Relative Clauses

• Subject and object relative markers are coded according to the noun class of the nouns to which they refer. Relative clauses are always participial mood (m^pt): sr subject rel. marker ... mo-tho ya il-e-ng ... n^1-person(1,2) sr1-v^go/t^pf-m^pt-rl or object rel. marker ntho eo ke-e-bon-e-ng thing(9,10) or9 sm1s-om9-v^see-t^pf/m^pt-rl lr locative relative ... moo ke-ba-bon-e-ng teng ….r sm1s-om2-v^see-t^pf/m^pt-rl obr oblique relative (object of by-phrase or time) mo-hla oo re-y-a-ng ... n^3-day(3,4) obr3 sm1p-t^p_v^go-m^pt-rl ... -rl relative suffix moo ke-ba-bon-e-ng teng lr sm1s-om2-v^see-t^pf/m^pt-rl loc sr/cp relative copula mo-nna ya le-venkele-ng n^1-man(1,2) sr1/cp n^5-shop(5,6)-lc

Mood (m^)

• The mood of infinitives is m^in if affirmative indicative, m^x if neg in indicative assertive, declarative, affirmative statements pt participial in compound tenses, subordinate clauses, relative clauses x negative in negative utterances ha ke-tseb-e ng sm1s-t^p_v^know-m^x I don’t know i imperative m-ph-e om1s-v^give-m^i Give me. ip imp plural bon-ang v^see-m^ip Look! s subjunctive ere ke-bon-e ht sm1s-t^p_v^see-m^s Let me see. sp plural subjunctive ha re-y-eng ht sm1p-t^p_v^go-m^sp Let’s go.

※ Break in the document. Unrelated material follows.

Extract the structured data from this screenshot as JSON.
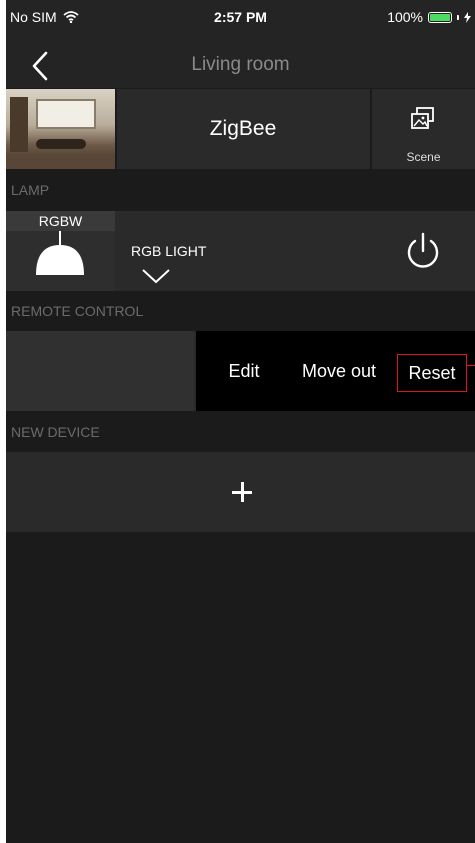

cm complementizer hore cj conjunction le, kanthe, ebile, kapa, hobane, etc. cd conditional ha, haeba pr preposition ka, ha, ho, etc. ht hortative particle ha, ere ng negatives ha, sa, ska, skana, skaba, etc. loc locatives mane, moo, nqa, fatse, kwana, mona, pela, hodima, etc. av adverb pele, maobane, etc. ij interjection ee, ako, hei, oo, etc. wh question eng, kae, neng, mang, hobaneng, etc.


-wh question marker o-bin-a-ng ? sm1-t^p_v^sing-m^in-wh ? di-ng 10-wh ho-kae 17-wh q question markers hakere, na, hana ? questions o-batl-a papa ?

Other issues

ako ako bone => ake u-bon-e ij sm2s-t^p_v^see-m^s Please (you) look. ako bona => ako bon-a ij v^see-m^i Please look. ska (seka, skaba, skana, etc.) ng always with imperative verb ska n-qal-a ng om1s-v^attack-m^i Don’t pick on me. u-skaba-bolel-a sm2s-ng-v^tell-m^i Don’t tell.


x2, x3, etc. Identical consecutive renditions of the same utterance are indicated under the situational comments